**Required action**.
From the data that follows, report the number of lines including "protobuf", and only that number.

**Task material**.
_ _ _
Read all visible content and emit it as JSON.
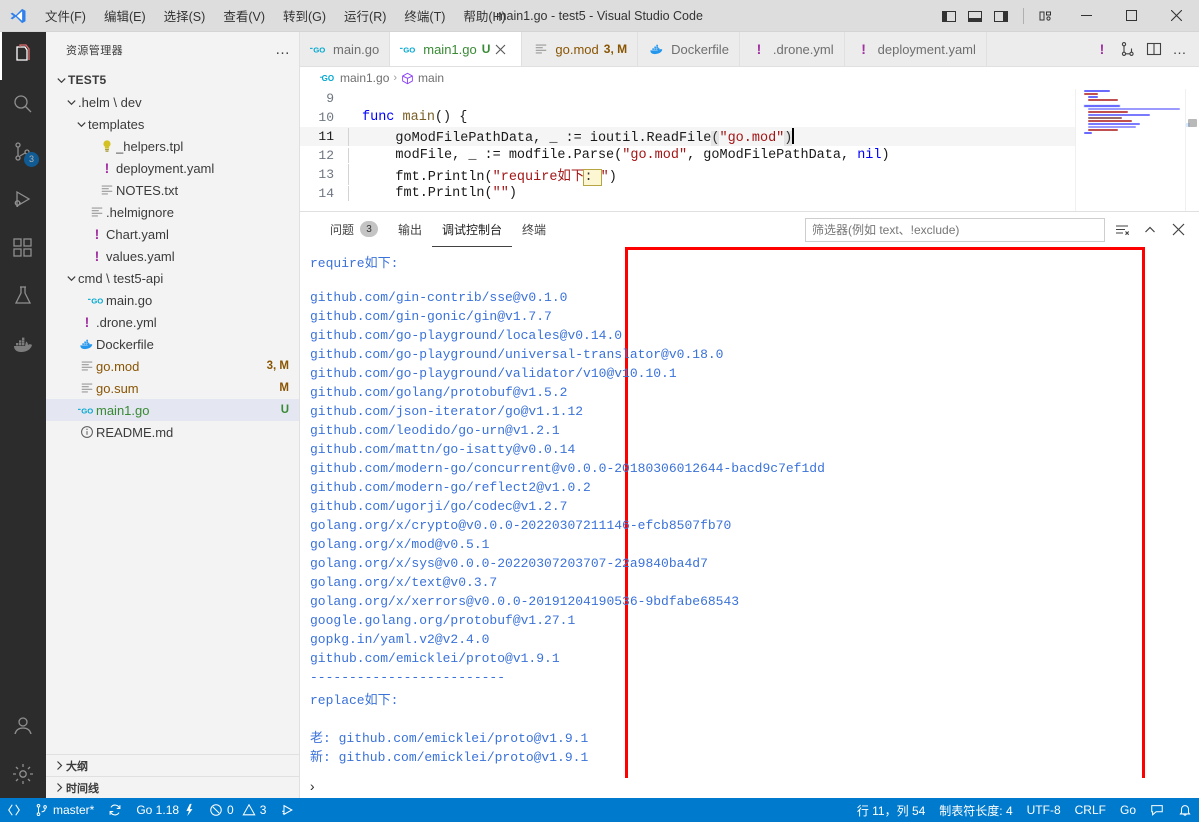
{
  "titlebar": {
    "title": "main1.go - test5 - Visual Studio Code",
    "menu": [
      "文件(F)",
      "编辑(E)",
      "选择(S)",
      "查看(V)",
      "转到(G)",
      "运行(R)",
      "终端(T)",
      "帮助(H)"
    ],
    "layout_buttons": [
      "toggle-primary-sidebar",
      "toggle-panel",
      "toggle-secondary-sidebar",
      "customize-layout"
    ],
    "window_buttons": [
      "minimize",
      "maximize",
      "close"
    ]
  },
  "activitybar": {
    "items": [
      {
        "name": "explorer",
        "icon": "files-icon",
        "active": true,
        "badge": ""
      },
      {
        "name": "search",
        "icon": "search-icon",
        "active": false,
        "badge": ""
      },
      {
        "name": "source-control",
        "icon": "source-control-icon",
        "active": false,
        "badge": "3"
      },
      {
        "name": "run-and-debug",
        "icon": "run-debug-icon",
        "active": false,
        "badge": ""
      },
      {
        "name": "extensions",
        "icon": "extensions-icon",
        "active": false,
        "badge": ""
      },
      {
        "name": "testing",
        "icon": "beaker-icon",
        "active": false,
        "badge": ""
      },
      {
        "name": "docker",
        "icon": "docker-whale-icon",
        "active": false,
        "badge": ""
      }
    ],
    "bottom_items": [
      {
        "name": "accounts",
        "icon": "account-icon"
      },
      {
        "name": "manage",
        "icon": "gear-icon"
      }
    ]
  },
  "sidebar": {
    "title": "资源管理器",
    "more_label": "…",
    "tree": [
      {
        "label": "TEST5",
        "indent": 0,
        "chevron": "down",
        "icon": "",
        "badge": "",
        "root": true,
        "selected": false
      },
      {
        "label": ".helm \\ dev",
        "indent": 1,
        "chevron": "down",
        "icon": "",
        "badge": "",
        "root": false,
        "selected": false
      },
      {
        "label": "templates",
        "indent": 2,
        "chevron": "down",
        "icon": "",
        "badge": "",
        "root": false,
        "selected": false
      },
      {
        "label": "_helpers.tpl",
        "indent": 3,
        "chevron": "none",
        "icon": "bulb-icon",
        "badge": "",
        "root": false,
        "selected": false
      },
      {
        "label": "deployment.yaml",
        "indent": 3,
        "chevron": "none",
        "icon": "yaml-icon",
        "badge": "",
        "root": false,
        "selected": false
      },
      {
        "label": "NOTES.txt",
        "indent": 3,
        "chevron": "none",
        "icon": "text-icon",
        "badge": "",
        "root": false,
        "selected": false
      },
      {
        "label": ".helmignore",
        "indent": 2,
        "chevron": "none",
        "icon": "text-icon",
        "badge": "",
        "root": false,
        "selected": false
      },
      {
        "label": "Chart.yaml",
        "indent": 2,
        "chevron": "none",
        "icon": "yaml-icon",
        "badge": "",
        "root": false,
        "selected": false
      },
      {
        "label": "values.yaml",
        "indent": 2,
        "chevron": "none",
        "icon": "yaml-icon",
        "badge": "",
        "root": false,
        "selected": false
      },
      {
        "label": "cmd \\ test5-api",
        "indent": 1,
        "chevron": "down",
        "icon": "",
        "badge": "",
        "root": false,
        "selected": false
      },
      {
        "label": "main.go",
        "indent": 2,
        "chevron": "none",
        "icon": "go-icon",
        "badge": "",
        "root": false,
        "selected": false
      },
      {
        "label": ".drone.yml",
        "indent": 1,
        "chevron": "none",
        "icon": "yaml-icon",
        "badge": "",
        "root": false,
        "selected": false
      },
      {
        "label": "Dockerfile",
        "indent": 1,
        "chevron": "none",
        "icon": "docker-icon",
        "badge": "",
        "root": false,
        "selected": false
      },
      {
        "label": "go.mod",
        "indent": 1,
        "chevron": "none",
        "icon": "text-icon",
        "badge": "3, M",
        "badge_kind": "M",
        "root": false,
        "selected": false
      },
      {
        "label": "go.sum",
        "indent": 1,
        "chevron": "none",
        "icon": "text-icon",
        "badge": "M",
        "badge_kind": "M",
        "root": false,
        "selected": false
      },
      {
        "label": "main1.go",
        "indent": 1,
        "chevron": "none",
        "icon": "go-icon",
        "badge": "U",
        "badge_kind": "U",
        "root": false,
        "selected": true
      },
      {
        "label": "README.md",
        "indent": 1,
        "chevron": "none",
        "icon": "info-icon",
        "badge": "",
        "root": false,
        "selected": false
      }
    ],
    "sections": [
      {
        "label": "大纲",
        "expanded": false
      },
      {
        "label": "时间线",
        "expanded": false
      }
    ]
  },
  "tabs": [
    {
      "label": "main.go",
      "icon": "go-icon",
      "badge": "",
      "active": false,
      "close": false
    },
    {
      "label": "main1.go",
      "icon": "go-icon",
      "badge": "U",
      "badge_kind": "U",
      "active": true,
      "close": true
    },
    {
      "label": "go.mod",
      "icon": "text-icon",
      "badge": "3, M",
      "badge_kind": "M",
      "active": false,
      "close": false
    },
    {
      "label": "Dockerfile",
      "icon": "docker-icon",
      "badge": "",
      "active": false,
      "close": false
    },
    {
      "label": ".drone.yml",
      "icon": "yaml-icon",
      "badge": "",
      "active": false,
      "close": false
    },
    {
      "label": "deployment.yaml",
      "icon": "yaml-icon",
      "badge": "",
      "active": false,
      "close": false
    }
  ],
  "tabbar_actions": {
    "warning_icon": "warning-exclamation-icon",
    "split_run_icon": "run-split-icon",
    "split_editor_icon": "split-editor-icon",
    "more_icon": "more-actions-icon"
  },
  "breadcrumb": {
    "file": "main1.go",
    "file_icon": "go-icon",
    "separator": "›",
    "symbol": "main",
    "symbol_icon": "symbol-package-icon"
  },
  "editor": {
    "lines": [
      {
        "n": "9",
        "segments": []
      },
      {
        "n": "10",
        "segments": [
          {
            "t": "func ",
            "c": "kw"
          },
          {
            "t": "main",
            "c": "fn"
          },
          {
            "t": "() {",
            "c": "plain"
          }
        ]
      },
      {
        "n": "11",
        "current": true,
        "indent": true,
        "segments": [
          {
            "t": "    goModFilePathData, _ := ioutil.ReadFile",
            "c": "plain"
          },
          {
            "t": "(",
            "c": "brkt"
          },
          {
            "t": "\"go.mod\"",
            "c": "str"
          },
          {
            "t": ")",
            "c": "brkt"
          }
        ],
        "caret": true
      },
      {
        "n": "12",
        "indent": true,
        "segments": [
          {
            "t": "    modFile, _ := modfile.Parse(",
            "c": "plain"
          },
          {
            "t": "\"go.mod\"",
            "c": "str"
          },
          {
            "t": ", goModFilePathData, ",
            "c": "plain"
          },
          {
            "t": "nil",
            "c": "nil"
          },
          {
            "t": ")",
            "c": "plain"
          }
        ]
      },
      {
        "n": "13",
        "indent": true,
        "segments": [
          {
            "t": "    fmt.Println(",
            "c": "plain"
          },
          {
            "t": "\"require如下",
            "c": "str"
          },
          {
            "t": ": ",
            "c": "sel"
          },
          {
            "t": "\"",
            "c": "str"
          },
          {
            "t": ")",
            "c": "plain"
          }
        ]
      },
      {
        "n": "14",
        "indent": true,
        "segments": [
          {
            "t": "    fmt.Println(",
            "c": "plain"
          },
          {
            "t": "\"\"",
            "c": "str"
          },
          {
            "t": ")",
            "c": "plain"
          }
        ]
      }
    ]
  },
  "panel": {
    "tabs": [
      {
        "label": "问题",
        "count": "3",
        "active": false
      },
      {
        "label": "输出",
        "count": "",
        "active": false
      },
      {
        "label": "调试控制台",
        "count": "",
        "active": true
      },
      {
        "label": "终端",
        "count": "",
        "active": false
      }
    ],
    "filter_placeholder": "筛选器(例如 text、!exclude)",
    "actions": [
      {
        "name": "clear-console",
        "icon": "clear-console-icon"
      },
      {
        "name": "collapse-panel",
        "icon": "chevron-up-icon"
      },
      {
        "name": "close-panel",
        "icon": "close-icon"
      }
    ],
    "prompt": "›",
    "console_output": [
      "require如下:",
      "",
      "github.com/gin-contrib/sse@v0.1.0",
      "github.com/gin-gonic/gin@v1.7.7",
      "github.com/go-playground/locales@v0.14.0",
      "github.com/go-playground/universal-translator@v0.18.0",
      "github.com/go-playground/validator/v10@v10.10.1",
      "github.com/golang/protobuf@v1.5.2",
      "github.com/json-iterator/go@v1.1.12",
      "github.com/leodido/go-urn@v1.2.1",
      "github.com/mattn/go-isatty@v0.0.14",
      "github.com/modern-go/concurrent@v0.0.0-20180306012644-bacd9c7ef1dd",
      "github.com/modern-go/reflect2@v1.0.2",
      "github.com/ugorji/go/codec@v1.2.7",
      "golang.org/x/crypto@v0.0.0-20220307211146-efcb8507fb70",
      "golang.org/x/mod@v0.5.1",
      "golang.org/x/sys@v0.0.0-20220307203707-22a9840ba4d7",
      "golang.org/x/text@v0.3.7",
      "golang.org/x/xerrors@v0.0.0-20191204190536-9bdfabe68543",
      "google.golang.org/protobuf@v1.27.1",
      "gopkg.in/yaml.v2@v2.4.0",
      "github.com/emicklei/proto@v1.9.1",
      "-------------------------",
      "replace如下:",
      "",
      "老: github.com/emicklei/proto@v1.9.1",
      "新: github.com/emicklei/proto@v1.9.1"
    ]
  },
  "statusbar": {
    "left": [
      {
        "name": "remote",
        "icon": "remote-icon",
        "label": ""
      },
      {
        "name": "branch",
        "icon": "branch-icon",
        "label": "master*"
      },
      {
        "name": "sync",
        "icon": "sync-icon",
        "label": ""
      },
      {
        "name": "go-version",
        "icon": "",
        "label": "Go 1.18"
      },
      {
        "name": "go-flash",
        "icon": "flash-icon",
        "label": ""
      },
      {
        "name": "problems",
        "icon": "error-warning-icon",
        "label": "0"
      },
      {
        "name": "warnings",
        "icon": "",
        "label": "3"
      },
      {
        "name": "launch",
        "icon": "launch-icon",
        "label": ""
      }
    ],
    "right": [
      {
        "name": "cursor-position",
        "label": "行 11，列 54"
      },
      {
        "name": "indentation",
        "label": "制表符长度: 4"
      },
      {
        "name": "encoding",
        "label": "UTF-8"
      },
      {
        "name": "eol",
        "label": "CRLF"
      },
      {
        "name": "language-mode",
        "label": "Go"
      },
      {
        "name": "feedback",
        "icon": "feedback-icon",
        "label": ""
      },
      {
        "name": "notifications",
        "icon": "bell-icon",
        "label": ""
      }
    ]
  },
  "colors": {
    "accent": "#007acc",
    "annotation_red": "#ff0000",
    "console_blue": "#3a72d9",
    "badge_modified": "#895503",
    "badge_untracked": "#388a34"
  }
}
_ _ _
**Task solution**.
2